## Task directions:
Please copy every line of the data in which the string "want" appears.
=== Data supplied ===
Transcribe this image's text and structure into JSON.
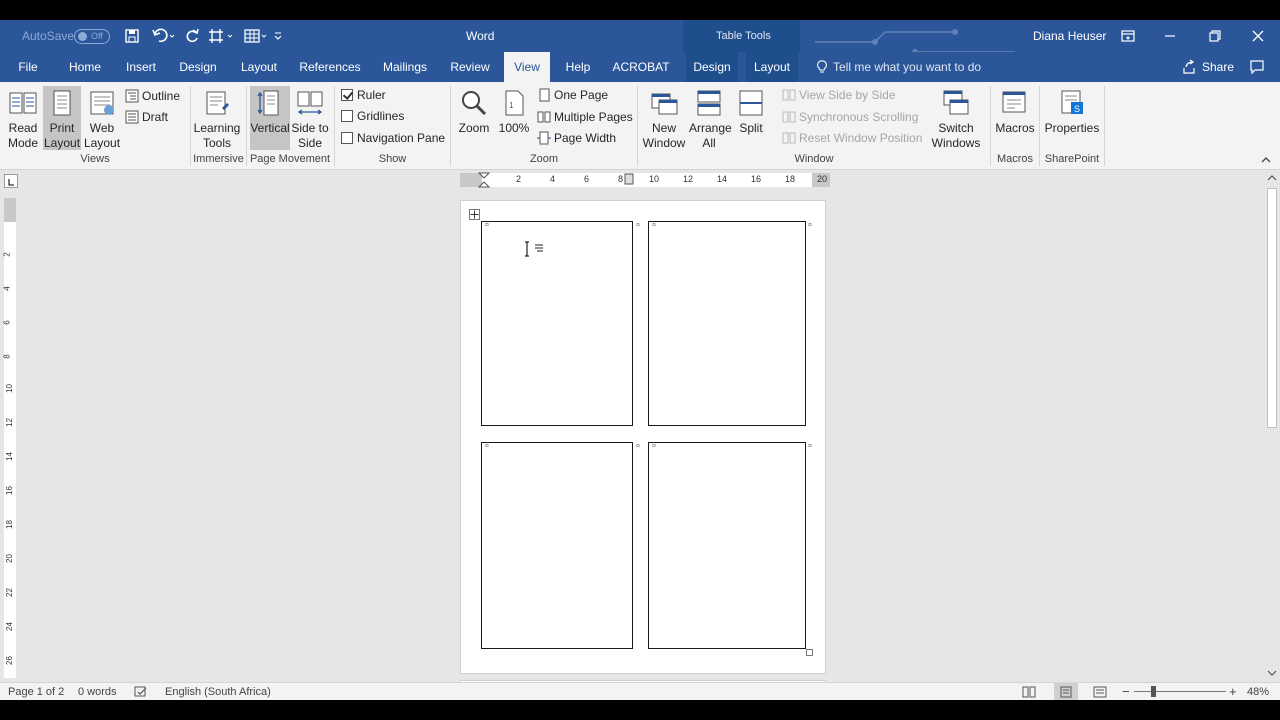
{
  "app": {
    "title": "Word",
    "contextual_title": "Table Tools",
    "user": "Diana Heuser",
    "autosave_label": "AutoSave",
    "autosave_state": "Off"
  },
  "tabs": [
    {
      "label": "File"
    },
    {
      "label": "Home"
    },
    {
      "label": "Insert"
    },
    {
      "label": "Design"
    },
    {
      "label": "Layout"
    },
    {
      "label": "References"
    },
    {
      "label": "Mailings"
    },
    {
      "label": "Review"
    },
    {
      "label": "View",
      "active": true
    },
    {
      "label": "Help"
    },
    {
      "label": "ACROBAT"
    },
    {
      "label": "Design"
    },
    {
      "label": "Layout"
    }
  ],
  "tell_me": "Tell me what you want to do",
  "share": "Share",
  "ribbon": {
    "views": {
      "label": "Views",
      "read_mode": "Read Mode",
      "print_layout": "Print Layout",
      "web_layout": "Web Layout",
      "outline": "Outline",
      "draft": "Draft"
    },
    "immersive": {
      "label": "Immersive",
      "learning_tools": "Learning Tools"
    },
    "page_movement": {
      "label": "Page Movement",
      "vertical": "Vertical",
      "side_to_side": "Side to Side"
    },
    "show": {
      "label": "Show",
      "ruler": "Ruler",
      "gridlines": "Gridlines",
      "navigation_pane": "Navigation Pane"
    },
    "zoom": {
      "label": "Zoom",
      "zoom": "Zoom",
      "hundred": "100%",
      "one_page": "One Page",
      "multiple_pages": "Multiple Pages",
      "page_width": "Page Width"
    },
    "window": {
      "label": "Window",
      "new_window": "New Window",
      "arrange_all": "Arrange All",
      "split": "Split",
      "view_side_by_side": "View Side by Side",
      "synchronous_scrolling": "Synchronous Scrolling",
      "reset_window_position": "Reset Window Position",
      "switch_windows": "Switch Windows"
    },
    "macros": {
      "label": "Macros",
      "macros": "Macros"
    },
    "sharepoint": {
      "label": "SharePoint",
      "properties": "Properties"
    }
  },
  "ruler": {
    "h_numbers": [
      "2",
      "4",
      "6",
      "8",
      "10",
      "12",
      "14",
      "16",
      "18",
      "20"
    ],
    "v_numbers": [
      "2",
      "4",
      "6",
      "8",
      "10",
      "12",
      "14",
      "16",
      "18",
      "20",
      "22",
      "24",
      "26"
    ]
  },
  "status": {
    "page": "Page 1 of 2",
    "words": "0 words",
    "language": "English (South Africa)",
    "zoom": "48%"
  },
  "colors": {
    "word_blue": "#2b579a",
    "ribbon_bg": "#f3f3f3",
    "workspace_bg": "#e6e6e6"
  }
}
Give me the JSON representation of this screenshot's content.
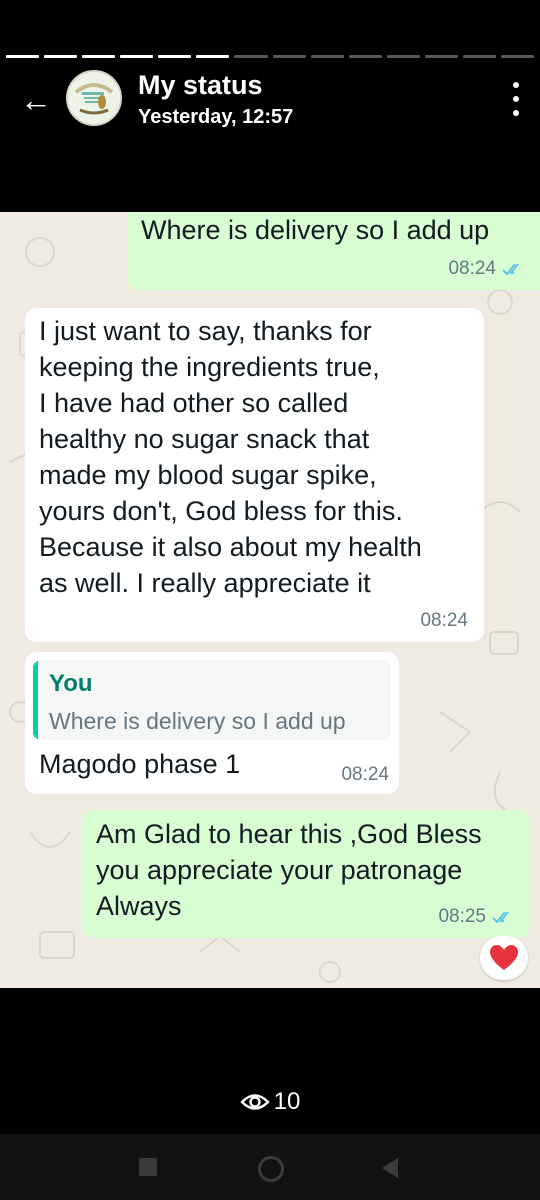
{
  "status_header": {
    "title": "My status",
    "timestamp": "Yesterday, 12:57",
    "progress_segments": 14,
    "progress_completed": 6
  },
  "messages": [
    {
      "direction": "outgoing",
      "text": "Where is delivery so I add up",
      "time": "08:24",
      "read": true
    },
    {
      "direction": "incoming",
      "lines": [
        "I just want to say, thanks for",
        "keeping the ingredients true,",
        "I have had other so called",
        "healthy no sugar snack that",
        "made my blood sugar spike,",
        "yours don't, God bless for this.",
        "Because it also about my health",
        "as well. I really appreciate it"
      ],
      "time": "08:24"
    },
    {
      "direction": "incoming",
      "quote": {
        "author": "You",
        "text": "Where is delivery so I add up"
      },
      "text": "Magodo phase 1",
      "time": "08:24"
    },
    {
      "direction": "outgoing",
      "lines": [
        "Am Glad to hear this ,God Bless",
        "you appreciate your patronage",
        "Always"
      ],
      "time": "08:25",
      "read": true,
      "reaction": "heart"
    }
  ],
  "views": {
    "count": "10",
    "icon": "eye-icon"
  },
  "colors": {
    "outgoing_bubble": "#d9fdd3",
    "incoming_bubble": "#ffffff",
    "chat_background": "#efeae2",
    "quote_accent": "#06cf9c",
    "read_ticks": "#53bdeb"
  }
}
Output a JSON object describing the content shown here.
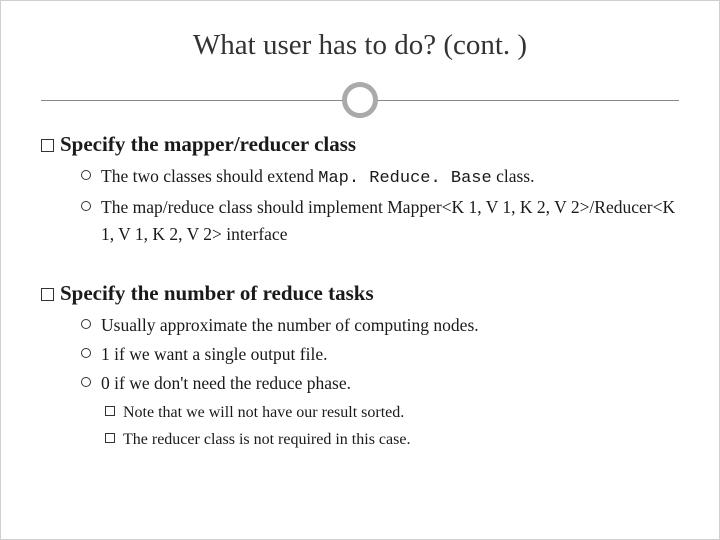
{
  "title": "What user has to do? (cont. )",
  "section1": {
    "heading": "Specify the mapper/reducer class",
    "items": [
      {
        "prefix": "The two classes should extend ",
        "code": "Map. Reduce. Base",
        "suffix": " class."
      },
      {
        "text": "The map/reduce class should implement Mapper<K 1, V 1, K 2, V 2>/Reducer<K 1, V 1, K 2, V 2> interface"
      }
    ]
  },
  "section2": {
    "heading": "Specify the number of reduce tasks",
    "items": [
      {
        "text": "Usually approximate the number of computing nodes."
      },
      {
        "text": "1 if we want a single output file."
      },
      {
        "text": "0 if we don't need the reduce phase."
      }
    ],
    "notes": [
      {
        "text": "Note that we will not have our result sorted."
      },
      {
        "text": "The reducer class is not required in this case."
      }
    ]
  }
}
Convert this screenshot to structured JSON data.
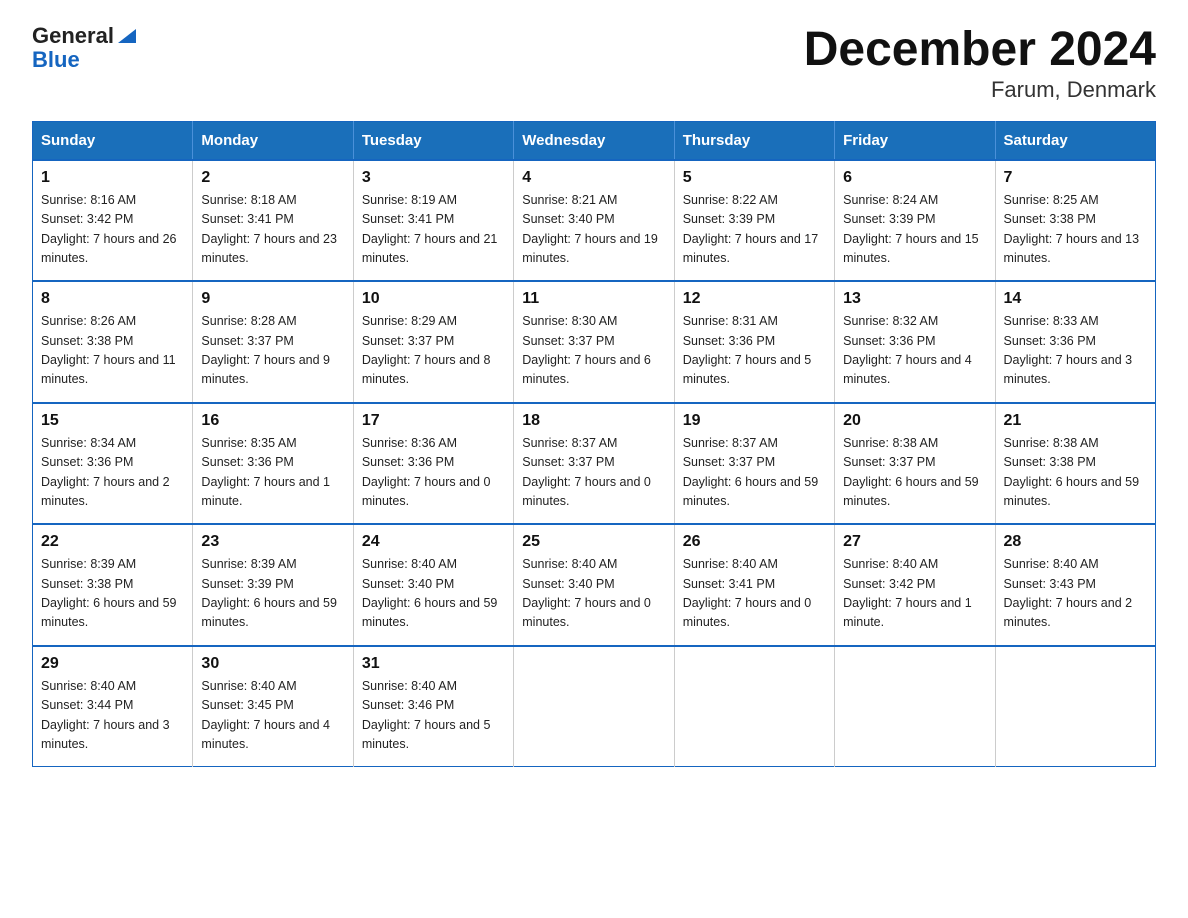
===
## Result of the task:
  "tell_me": "Tell me what you want to do",
        "I just want to say, thanks for",
        "text": "1 if we want a single output file."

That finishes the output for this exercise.